Rock Hill Fire And Police Services To Stay
July 23, 2004
In his last official legislative act, Rock Hill Mayor Robert Salamone insured that the city would not lose its fire or police department.
After a 90-minute closed session, the Rock Hill Board of Aldermen voted unanimously to not "contract with another municipality or government body for police or fire protection."
In three related actions, the board voted 4-1 to:
appoint Don Cary as acting city administrator effective Aug. 3, and interim city clerk until the position of assistant city clerk is filled;
create the position of public safety administrator, eliminating police and fire positions;
appoint Fire Chief John Kriska as public safety administrator.
Board Member Ed Johnson voted "no" to these actions, saying that he did not have the appropriate information to make an informed decision. Board Member Sheri McCann was absent.
During the meeting, Johnson said he had asked Cary last month for a copy of the budget numbers for the first quarter of this fiscal year.
"I thought we would have the information by now," Johnson said.
Salamone took the blame, saying that he had asked Cary and Tina Capriglione to get the figures to keep the city solvent past 2010. Salamone said Cary is also working with the auditors.
"We should get enough feedback so we can make a decision," Johnson said. "We're talking about where we're going in the next few years, when we can't say what we've done in the last three or four months."
Cary apologized, saying he had been in meetings and talking with residents much of the day.
Johnson also reiterated his complaint about meeting minutes not being available to the public in "a timely manner."
Board Member Matt Knuckles said one of the biggest problems is people wanting copies of city documents.
"They come in and Don has to stop his work to make these copies," Knuckles said. "I've been up here answering phones and helping.

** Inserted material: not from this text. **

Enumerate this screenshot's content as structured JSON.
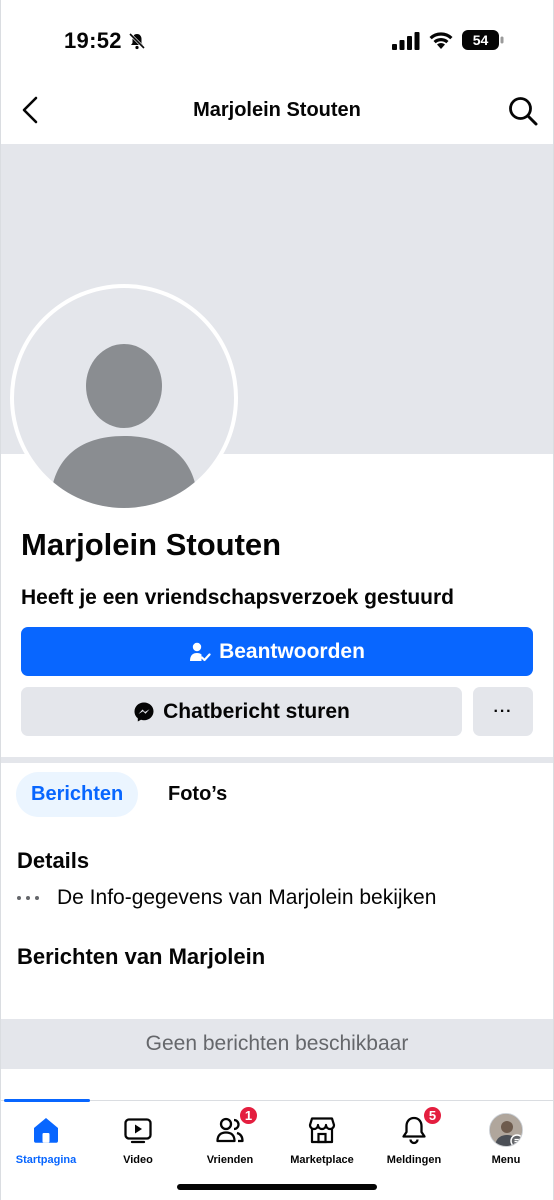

These people are busy and haven't had time to transcribe the minutes."
Before adjourning to closed session, Cary asked that the board consider asking City Attorney Ken Heinz to draft an ordinance rescinding pay increases for the mayor and board of aldermen, and to freeze employee wages, except for a 1.5 percent cost of living increase, through 2007.
The board did not act on these motions.
In an interview after the meeting, Johnson said, "Don gave a report in February that has a summary showing how we're doing compared to the budget. That was all I was asking for."
When asked about the status of now-former police chief Terry Goode who has been on medical leave for the past few months, Salamone said he could not comment because it was a personnel matter.
In a telephone interview, Cary told the Times that the reason the board did not act on the matters he proposed was because they wanted more detail from the mayor's June 9 report on how the department reorganizations would work.
"The mayor and board make $275 a month. Should the ordinance go through, the board's pay would return to $185 that had been increased after the last election," Cary said. "There was an increase scheduled for the mayor after the next election, but there would be no increase."
Regarding his appointment to city administrator and its duration, Cary said it is his understanding is that it is a temporary situation.
"The board will be making a decision on whether to redefine the position. "We will look for an assistant city clerk to type the minutes from the board meetings and be a public contact point for information."